The answer must restate every record word for word.

[Data records]
□ □ □ □ □

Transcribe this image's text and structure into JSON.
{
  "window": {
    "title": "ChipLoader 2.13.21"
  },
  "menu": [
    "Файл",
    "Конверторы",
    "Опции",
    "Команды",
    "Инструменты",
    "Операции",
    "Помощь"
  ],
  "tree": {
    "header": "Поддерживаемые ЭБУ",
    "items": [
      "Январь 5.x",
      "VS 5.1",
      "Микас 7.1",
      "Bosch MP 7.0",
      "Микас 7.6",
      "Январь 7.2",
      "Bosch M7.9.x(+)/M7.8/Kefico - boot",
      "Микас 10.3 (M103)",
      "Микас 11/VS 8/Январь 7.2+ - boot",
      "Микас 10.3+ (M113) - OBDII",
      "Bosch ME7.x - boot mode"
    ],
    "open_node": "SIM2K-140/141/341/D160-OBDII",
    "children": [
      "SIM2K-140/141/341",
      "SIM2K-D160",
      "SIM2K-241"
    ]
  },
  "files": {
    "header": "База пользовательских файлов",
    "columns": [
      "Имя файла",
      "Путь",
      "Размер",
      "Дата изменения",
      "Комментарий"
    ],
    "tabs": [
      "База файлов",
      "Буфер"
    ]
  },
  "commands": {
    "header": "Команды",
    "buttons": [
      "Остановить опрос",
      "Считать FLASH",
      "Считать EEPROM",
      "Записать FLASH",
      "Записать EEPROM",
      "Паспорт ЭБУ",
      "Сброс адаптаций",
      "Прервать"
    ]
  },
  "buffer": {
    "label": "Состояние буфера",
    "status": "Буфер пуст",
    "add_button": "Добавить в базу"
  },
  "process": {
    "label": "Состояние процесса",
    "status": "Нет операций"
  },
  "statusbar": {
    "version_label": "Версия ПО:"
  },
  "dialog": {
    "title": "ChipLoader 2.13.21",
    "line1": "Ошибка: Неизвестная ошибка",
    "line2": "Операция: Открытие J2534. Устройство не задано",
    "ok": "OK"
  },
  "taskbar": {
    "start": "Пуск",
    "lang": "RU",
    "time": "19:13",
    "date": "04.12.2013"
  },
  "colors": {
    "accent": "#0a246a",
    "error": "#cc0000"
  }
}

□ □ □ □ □

> _OUTPUT FOR THIS EXERCISE_:
Transcribe this image's text and structure into JSON.
{
  "window": {
    "title": "ChipLoader 2.13.21"
  },
  "menu": [
    "Файл",
    "Конверторы",
    "Опции",
    "Команды",
    "Инструменты",
    "Операции",
    "Помощь"
  ],
  "tree": {
    "header": "Поддерживаемые ЭБУ",
    "items": [
      "Январь 5.x",
      "VS 5.1",
      "Микас 7.1",
      "Bosch MP 7.0",
      "Микас 7.6",
      "Январь 7.2",
      "Bosch M7.9.x(+)/M7.8/Kefico - boot",
      "Микас 10.3 (M103)",
      "Микас 11/VS 8/Январь 7.2+ - boot",
      "Микас 10.3+ (M113) - OBDII",
      "Bosch ME7.x - boot mode"
    ],
    "open_node": "SIM2K-140/141/341/D160-OBDII",
    "children": [
      "SIM2K-140/141/341",
      "SIM2K-D160",
      "SIM2K-241"
    ]
  },
  "files": {
    "header": "База пользовательских файлов",
    "columns": [
      "Имя файла",
      "Путь",
      "Размер",
      "Дата изменения",
      "Комментарий"
    ],
    "tabs": [
      "База файлов",
      "Буфер"
    ]
  },
  "commands": {
    "header": "Команды",
    "buttons": [
      "Остановить опрос",
      "Считать FLASH",
      "Считать EEPROM",
      "Записать FLASH",
      "Записать EEPROM",
      "Паспорт ЭБУ",
      "Сброс адаптаций",
      "Прервать"
    ]
  },
  "buffer": {
    "label": "Состояние буфера",
    "status": "Буфер пуст",
    "add_button": "Добавить в базу"
  },
  "process": {
    "label": "Состояние процесса",
    "status": "Нет операций"
  },
  "statusbar": {
    "version_label": "Версия ПО:"
  },
  "dialog": {
    "title": "ChipLoader 2.13.21",
    "line1": "Ошибка: Неизвестная ошибка",
    "line2": "Операция: Открытие J2534. Устройство не задано",
    "ok": "OK"
  },
  "taskbar": {
    "start": "Пуск",
    "lang": "RU",
    "time": "19:13",
    "date": "04.12.2013"
  },
  "colors": {
    "accent": "#0a246a",
    "error": "#cc0000"
  }
}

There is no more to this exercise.